Five Alarm fun at CapFest
How do you do that for so long and not fall over? is the question members of Five Alarm Funk typically face following one of their signature high-energy shows.
Photo credit: Brendan Meadows
Kent Wallace, the Vancouver band’s trumpeter and a key composer, says it’s easy for Five Alarm Funk’s eight members to go all out on stage because they put so much of themselves into every aspect of the band.
“We love the music and it’s kind of our baby,” he says. “We just played a sold-out show at the Commodore. When there’s that many people, it’s really easy to forget that you’re tired and sore and give it your all.”
Five Alarm Funk is known for its costumes, theatrics and dance moves in addition to its explosive energy.
Timba drummer Ricki Valentine wearing a cowboy hat, astride an inflatable shark is a common sight.

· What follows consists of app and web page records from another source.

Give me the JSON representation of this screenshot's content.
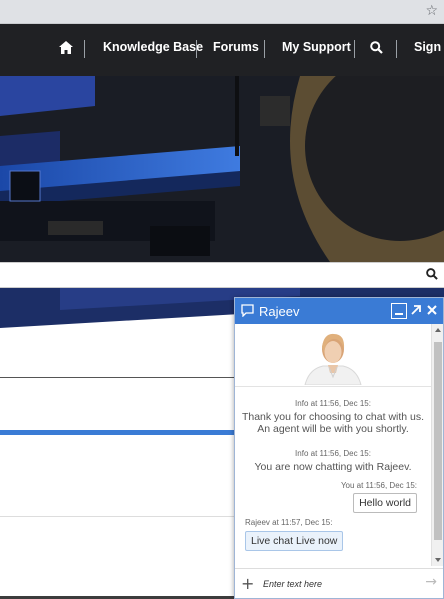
{
  "browser": {
    "bookmark_icon": "star-icon"
  },
  "nav": {
    "home_icon": "home-icon",
    "items": [
      "Knowledge Base",
      "Forums",
      "My Support"
    ],
    "search_icon": "search-icon",
    "signin": "Sign In"
  },
  "search": {
    "icon": "search-icon"
  },
  "colors": {
    "accent": "#3a7bd5",
    "nav_bg": "#202124"
  },
  "chat": {
    "agent_name": "Rajeev",
    "header_icon": "chat-bubble-icon",
    "messages": {
      "m1_meta": "Info at 11:56, Dec 15:",
      "m1_text": "Thank you for choosing to chat with us. An agent will be with you shortly.",
      "m2_meta": "Info at 11:56, Dec 15:",
      "m2_text": "You are now chatting with Rajeev.",
      "m3_meta": "You at 11:56, Dec 15:",
      "m3_text": "Hello world",
      "m4_meta": "Rajeev at 11:57, Dec 15:",
      "m4_text": "Live chat Live now"
    },
    "composer": {
      "placeholder": "Enter text here"
    }
  }
}
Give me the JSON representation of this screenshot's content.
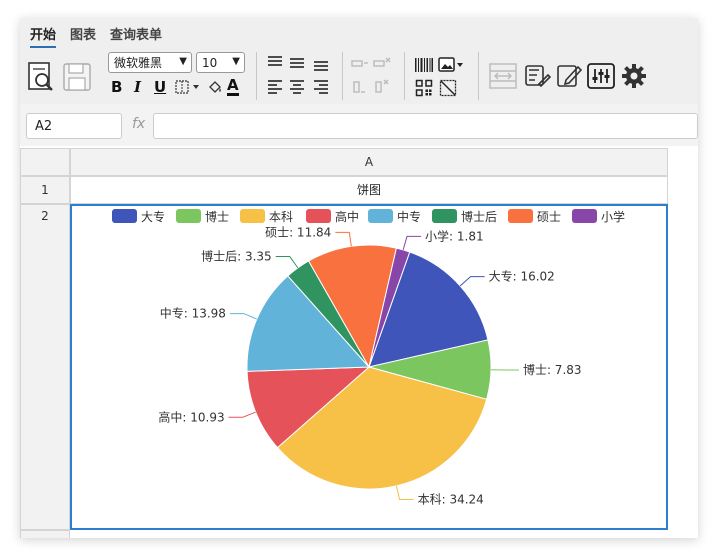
{
  "tabs": [
    "开始",
    "图表",
    "查询表单"
  ],
  "toolbar": {
    "font_name": "微软雅黑",
    "font_size": "10",
    "bold": "B",
    "italic": "I",
    "underline": "U",
    "font_color_glyph": "A"
  },
  "formula_bar": {
    "cell_ref": "A2",
    "fx_label": "fx",
    "value": ""
  },
  "sheet": {
    "column_header": "A",
    "row_headers": [
      "1",
      "2"
    ],
    "cell_a1": "饼图"
  },
  "chart_data": {
    "type": "pie",
    "title": "",
    "legend_position": "top",
    "slices": [
      {
        "name": "大专",
        "value": 16.02,
        "label": "大专: 16.02",
        "color": "#3f55b9"
      },
      {
        "name": "博士",
        "value": 7.83,
        "label": "博士: 7.83",
        "color": "#7cc660"
      },
      {
        "name": "本科",
        "value": 34.24,
        "label": "本科: 34.24",
        "color": "#f7c047"
      },
      {
        "name": "高中",
        "value": 10.93,
        "label": "高中: 10.93",
        "color": "#e5525a"
      },
      {
        "name": "中专",
        "value": 13.98,
        "label": "中专: 13.98",
        "color": "#62b3da"
      },
      {
        "name": "博士后",
        "value": 3.35,
        "label": "博士后: 3.35",
        "color": "#2f9460"
      },
      {
        "name": "硕士",
        "value": 11.84,
        "label": "硕士: 11.84",
        "color": "#f8713e"
      },
      {
        "name": "小学",
        "value": 1.81,
        "label": "小学: 1.81",
        "color": "#8746a8"
      }
    ]
  }
}
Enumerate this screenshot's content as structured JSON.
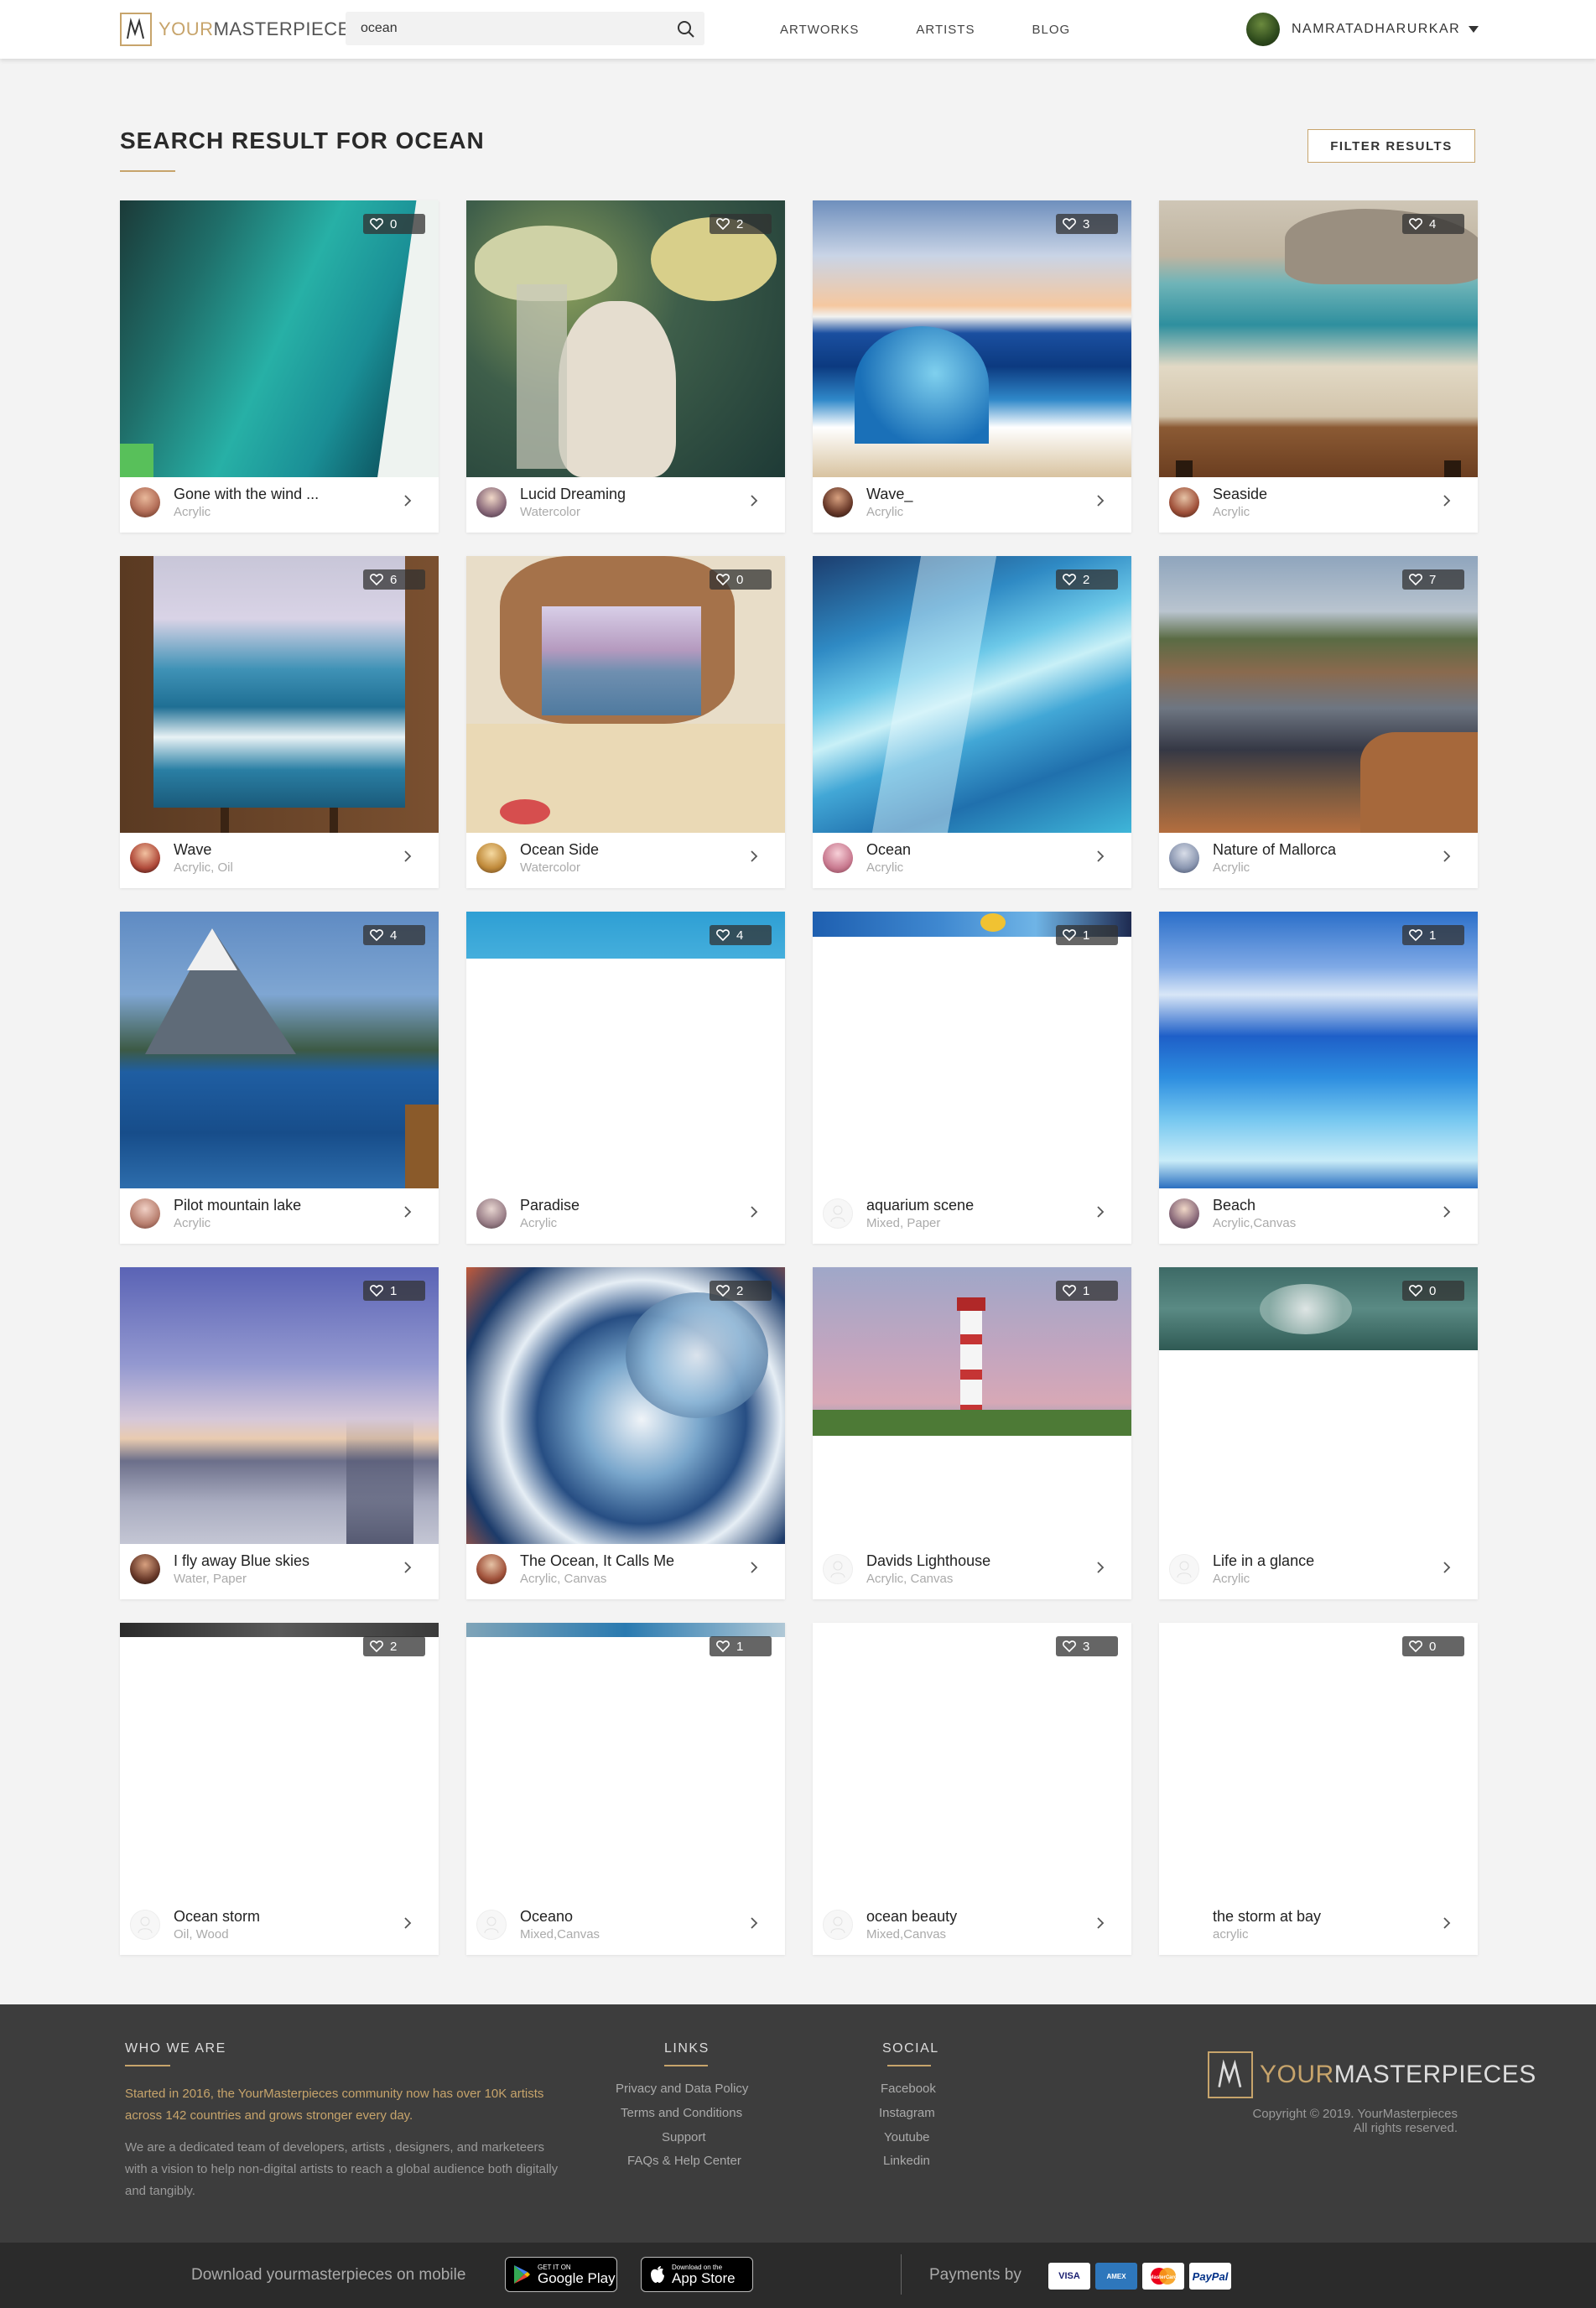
{
  "header": {
    "logo_your": "YOUR",
    "logo_rest": "MASTERPIECES",
    "search_value": "ocean",
    "nav": [
      "ARTWORKS",
      "ARTISTS",
      "BLOG"
    ],
    "user_name": "NAMRATADHARURKAR"
  },
  "main": {
    "title": "SEARCH RESULT FOR OCEAN",
    "filter_label": "FILTER RESULTS"
  },
  "artworks": [
    {
      "title": "Gone with the wind ...",
      "medium": "Acrylic",
      "likes": "0",
      "image": "green-teal-abstract",
      "image_fill": 1.0,
      "avatar": "photo"
    },
    {
      "title": "Lucid Dreaming",
      "medium": "Watercolor",
      "likes": "2",
      "image": "jellyfish-woman",
      "image_fill": 1.0,
      "avatar": "photo"
    },
    {
      "title": "Wave_",
      "medium": "Acrylic",
      "likes": "3",
      "image": "blue-wave",
      "image_fill": 1.0,
      "avatar": "photo"
    },
    {
      "title": "Seaside",
      "medium": "Acrylic",
      "likes": "4",
      "image": "seaside-rocks",
      "image_fill": 1.0,
      "avatar": "photo"
    },
    {
      "title": "Wave",
      "medium": "Acrylic, Oil",
      "likes": "6",
      "image": "wave-on-easel",
      "image_fill": 1.0,
      "avatar": "photo"
    },
    {
      "title": "Ocean Side",
      "medium": "Watercolor",
      "likes": "0",
      "image": "rock-arch-beach",
      "image_fill": 1.0,
      "avatar": "photo"
    },
    {
      "title": "Ocean",
      "medium": "Acrylic",
      "likes": "2",
      "image": "blue-pour",
      "image_fill": 1.0,
      "avatar": "photo"
    },
    {
      "title": "Nature of Mallorca",
      "medium": "Acrylic",
      "likes": "7",
      "image": "mallorca-coast",
      "image_fill": 1.0,
      "avatar": "photo"
    },
    {
      "title": "Pilot mountain lake",
      "medium": "Acrylic",
      "likes": "4",
      "image": "mountain-lake",
      "image_fill": 1.0,
      "avatar": "photo"
    },
    {
      "title": "Paradise",
      "medium": "Acrylic",
      "likes": "4",
      "image": "sea-strip",
      "image_fill": 0.17,
      "avatar": "photo"
    },
    {
      "title": "aquarium scene",
      "medium": "Mixed, Paper",
      "likes": "1",
      "image": "aquarium-strip",
      "image_fill": 0.09,
      "avatar": "placeholder"
    },
    {
      "title": "Beach",
      "medium": "Acrylic,Canvas",
      "likes": "1",
      "image": "beach-sky",
      "image_fill": 1.0,
      "avatar": "photo"
    },
    {
      "title": "I fly away Blue skies",
      "medium": "Water, Paper",
      "likes": "1",
      "image": "purple-sky",
      "image_fill": 1.0,
      "avatar": "photo"
    },
    {
      "title": "The Ocean, It Calls Me",
      "medium": "Acrylic, Canvas",
      "likes": "2",
      "image": "fluid-pour",
      "image_fill": 1.0,
      "avatar": "photo"
    },
    {
      "title": "Davids Lighthouse",
      "medium": "Acrylic, Canvas",
      "likes": "1",
      "image": "lighthouse",
      "image_fill": 0.61,
      "avatar": "placeholder"
    },
    {
      "title": "Life in a glance",
      "medium": "Acrylic",
      "likes": "0",
      "image": "green-wave",
      "image_fill": 0.3,
      "avatar": "placeholder"
    },
    {
      "title": "Ocean storm",
      "medium": "Oil, Wood",
      "likes": "2",
      "image": "dark-strip",
      "image_fill": 0.05,
      "avatar": "placeholder"
    },
    {
      "title": "Oceano",
      "medium": "Mixed,Canvas",
      "likes": "1",
      "image": "blue-strip",
      "image_fill": 0.05,
      "avatar": "placeholder"
    },
    {
      "title": "ocean beauty",
      "medium": "Mixed,Canvas",
      "likes": "3",
      "image": "none",
      "image_fill": 0,
      "avatar": "placeholder"
    },
    {
      "title": "the storm at bay",
      "medium": "acrylic",
      "likes": "0",
      "image": "none",
      "image_fill": 0,
      "avatar": "none"
    }
  ],
  "footer": {
    "who_title": "WHO WE ARE",
    "who_highlight": "Started in 2016, the YourMasterpieces community now has over 10K artists across 142 countries and grows stronger every day.",
    "who_text": "We are a dedicated team of developers, artists , designers, and marketeers with a vision to help non-digital artists to reach a global audience both digitally and tangibly.",
    "links_title": "LINKS",
    "links": [
      "Privacy and Data Policy",
      "Terms and Conditions",
      "Support",
      "FAQs & Help Center"
    ],
    "social_title": "SOCIAL",
    "social": [
      "Facebook",
      "Instagram",
      "Youtube",
      "Linkedin"
    ],
    "logo_your": "YOUR",
    "logo_rest": "MASTERPIECES",
    "copyright_1": "Copyright © 2019. YourMasterpieces",
    "copyright_2": "All rights reserved.",
    "download_text": "Download yourmasterpieces on mobile",
    "google_small": "GET IT ON",
    "google_big": "Google Play",
    "apple_small": "Download on the",
    "apple_big": "App Store",
    "payments_text": "Payments by",
    "payment_methods": [
      "VISA",
      "AMEX",
      "MasterCard",
      "PayPal"
    ]
  }
}
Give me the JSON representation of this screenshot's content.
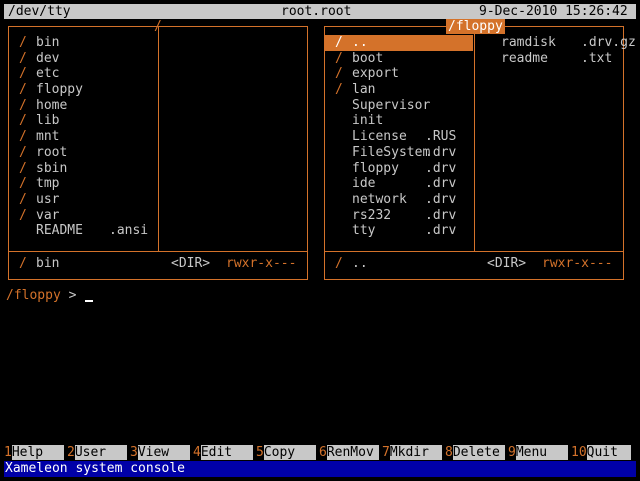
{
  "topbar": {
    "path": "/dev/tty",
    "user": "root.root",
    "datetime": "9-Dec-2010 15:26:42"
  },
  "left_panel": {
    "title_tick": "/",
    "items": [
      {
        "mark": "/",
        "name": "bin",
        "ext": ""
      },
      {
        "mark": "/",
        "name": "dev",
        "ext": ""
      },
      {
        "mark": "/",
        "name": "etc",
        "ext": ""
      },
      {
        "mark": "/",
        "name": "floppy",
        "ext": ""
      },
      {
        "mark": "/",
        "name": "home",
        "ext": ""
      },
      {
        "mark": "/",
        "name": "lib",
        "ext": ""
      },
      {
        "mark": "/",
        "name": "mnt",
        "ext": ""
      },
      {
        "mark": "/",
        "name": "root",
        "ext": ""
      },
      {
        "mark": "/",
        "name": "sbin",
        "ext": ""
      },
      {
        "mark": "/",
        "name": "tmp",
        "ext": ""
      },
      {
        "mark": "/",
        "name": "usr",
        "ext": ""
      },
      {
        "mark": "/",
        "name": "var",
        "ext": ""
      },
      {
        "mark": "",
        "name": "README",
        "ext": ".ansi"
      }
    ],
    "status": {
      "mark": "/",
      "name": "bin",
      "type": "<DIR>",
      "perm": "rwxr-x---"
    }
  },
  "right_panel": {
    "title": "/floppy",
    "items": [
      {
        "mark": "/",
        "name": "..",
        "ext": "",
        "selected": true
      },
      {
        "mark": "/",
        "name": "boot",
        "ext": ""
      },
      {
        "mark": "/",
        "name": "export",
        "ext": ""
      },
      {
        "mark": "/",
        "name": "lan",
        "ext": ""
      },
      {
        "mark": "",
        "name": "Supervisor",
        "ext": ""
      },
      {
        "mark": "",
        "name": "init",
        "ext": ""
      },
      {
        "mark": "",
        "name": "License",
        "ext": ".RUS"
      },
      {
        "mark": "",
        "name": "FileSystem",
        "ext": ".drv"
      },
      {
        "mark": "",
        "name": "floppy",
        "ext": ".drv"
      },
      {
        "mark": "",
        "name": "ide",
        "ext": ".drv"
      },
      {
        "mark": "",
        "name": "network",
        "ext": ".drv"
      },
      {
        "mark": "",
        "name": "rs232",
        "ext": ".drv"
      },
      {
        "mark": "",
        "name": "tty",
        "ext": ".drv"
      }
    ],
    "items_col2": [
      {
        "name": "ramdisk",
        "ext": ".drv.gz"
      },
      {
        "name": "readme",
        "ext": ".txt"
      }
    ],
    "status": {
      "mark": "/",
      "name": "..",
      "type": "<DIR>",
      "perm": "rwxr-x---"
    }
  },
  "command": {
    "path": "/floppy",
    "prompt": " > "
  },
  "fkeys": [
    {
      "num": "1",
      "label": "Help"
    },
    {
      "num": "2",
      "label": "User"
    },
    {
      "num": "3",
      "label": "View"
    },
    {
      "num": "4",
      "label": "Edit"
    },
    {
      "num": "5",
      "label": "Copy"
    },
    {
      "num": "6",
      "label": "RenMov"
    },
    {
      "num": "7",
      "label": "Mkdir"
    },
    {
      "num": "8",
      "label": "Delete"
    },
    {
      "num": "9",
      "label": "Menu"
    },
    {
      "num": "10",
      "label": "Quit"
    }
  ],
  "console": "Xameleon system console",
  "colors": {
    "accent": "#d4722a",
    "bar": "#c8c8c8",
    "console_bg": "#0000a8"
  }
}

“We’re a little bit over the top with that kind of thing, but people like it,” Wallace says. “Literally, when we’re loaded into a club, we’ve got bags and bags of props.”
When Wallace joined the then five-year-old band in 2008, its longest tour had been 11 days. Since then, Five Alarm Funk has played the Ghost Festival in Taiwan, the Chattanooga Riverbend Festival in Tennessee and The Fillmore in San Francisco, with tours stretching 46 days. They’ve opened for Slash of Guns N’ Roses, won three Western Canadian Music Awards and the band was nominated for Instrumental Album of the year at the 2018 Juno Awards.
Wallace credits his time in the jazz performance program at CapU with helping him thrive as a composer of more intricate music. Despite the group’s name and the fact that legendary funk bassist Bootsy Collins plays on one of their tracks, the group plays an array of styles, including Afrobeat, Balkan, Latin and rock.
At Capilano University, Wallace has performed “really high screaming stuff” with the University’s “A” Band. He looks forward to playing with Five Alarm Funk on one of the multiple stages that will entertain the masses at CapFest, the University’s big anniversary bash on September 22.
“It’s a nice full circle for me,” he says. “I learned what I needed to work as a musician and composer and now I’m returning in a professional capacity to celebrate the school’s 50th birthday.”
Written by: Cheryl Rossi